IWM has always believed that when it comes to wine, knowledge is more than power: it’s enjoyment. This week our blog was dedicated to deepening your understanding and love of wine. We began with the second part in our Italian white grape discovery series, this one looking at grapes from Drupeggio to Grillo. We ended the week with Julia Punj’s spirited guide to the cocktail known as the “Flip.” (While these adult beverages aren’t wine, we want you to love what you drink, even cocktails!) In between, Michael Adler poured out his love for Frecciarossa’s under $20 Riesling sparkling wine, and John Camacho Vidal gave you a guide to get the most out of your winery visits.

Our Experts were similarly motivated. Looking toward Bolgheri, David Gwo picked two iconic Merlot wines that he loves, one from Le Macchiole and another from Tua Rita. Will Di Nunzio finds that, as much as he gets caught up in the spectacle of new releases, sometimes unusual, obscure wines with great back stories pull him to the glass. And Crystal Edgar let her first love, Bordeaux, be her guide in her selection of a pair of St. Emilion vintages from Château Pavie.

Here’s to knowing–and loving–what’s in your glass, whatever libation it may be!

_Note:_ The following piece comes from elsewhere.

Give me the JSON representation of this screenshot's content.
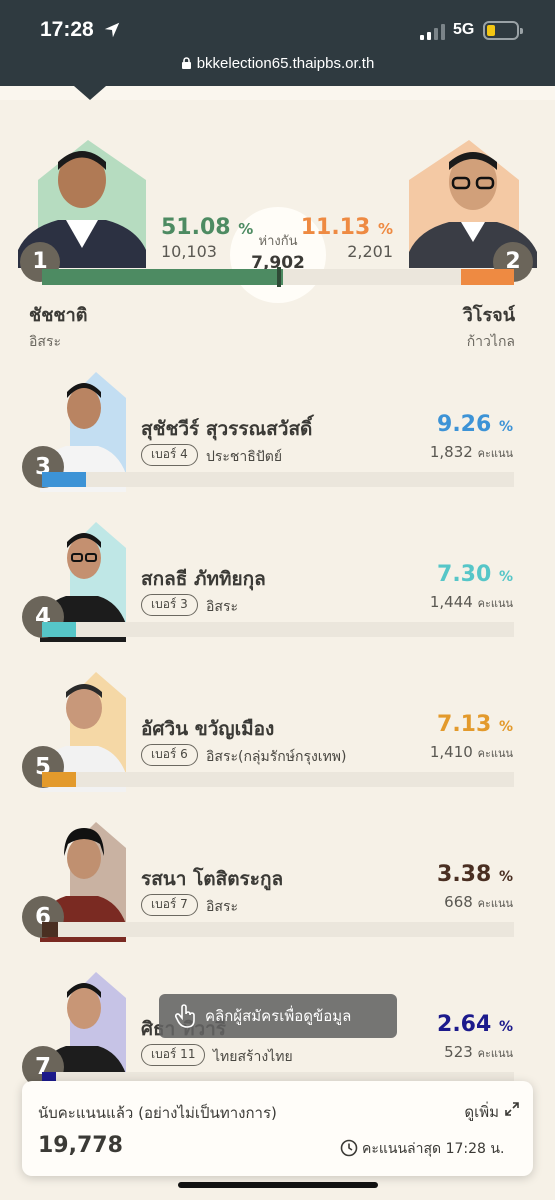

Expert Picks: Château Pavie and…Château Pavie!

Two expert selections from Crystal Edgar

Crystal 2014Bordeaux is where I began my love affair with wine. While in culinary school, I won an award and a trip with the Commanderie de Bordeaux to spend a season traveling and tasting through the different areas of Bordeaux. I found it thrilling to make my way through each appellation, meeting the winemakers, spending time in the cellars and tasting through the wines of the region. I was very much in awe of the Left Bank royalty, or Grand Cru Classé wines, of Pauillac, Margaux and Haut Brion, but I found my sweet spot on the Right Bank, the land of Merlot. If I had to narrow it down, my fondest memories from the trip were in Fronsac, Canon Fronsac, Pomerol and, lastly, St-Emilion. If I should be forced to choose only one of those areas to retire, it would have to be St Emilion.

The charming town of Saint-Emilion holds over 900 individual producers. Growing grapes since Roman times and the source of some of the world’s greatest Merlot and Cabernet Franc based wines, Saint-Emilion makes some of the most magnificent wines I’ve ever tasted—Ausone, Cheval Blanc, Troplong Mondot being a few examples of wines at the top. These are names that carry huge reputations and, as to be expected, large price tags. There are, however, delicious wines available from this region for a fraction of the price of the top names, Château Pavie being one of my top picks.

Château Pavie has become a fabulous first-growth quality estate, offering gorgeous complexity and richness. Located along the hillside cotes of St. Emilion, Château Pavie’s beautifully situated vineyard lies just southeast of the town. It is the largest vineyard among the St. Emilion Premiers Grands Crus Classé properties and also one of the best-known St. Emilions, made in a slightly lighter, more elegant style that some of its neighbors. Today I chose to highlight two fantastic vintages, 2010 and 2011.

Château Pavie 2010 $409

A blend of 70% Merlot, 20% Cabernet Franc and 10% Cabernet Sauvignon, this powerhouse Pavie is bold and super concentrated and shows incredible structure and character. Certain critics and writers rated this vintage just behind the incredible 2000 vintage. A tremendous wine for the cellar, the key is patience here. With time to soften, this wine will be an absolute knockout!

Château Pavie 2011 $199

The 2011 Pavie is also composed of 70% Merlot, 20% Cabernet Franc and 10% Cabernet Sauvignon, and it possesses surprising approachability in its infancy, which is somewhat disarming because it goes against the big, broad-shouldered style of wine that Pavie is known for. Complexity is the name of the game here, and one of the standouts from the region in my opinion. This awesome vintage shows off gorgeous texture and brilliance while maintaining great balance and harmony.

keep looking »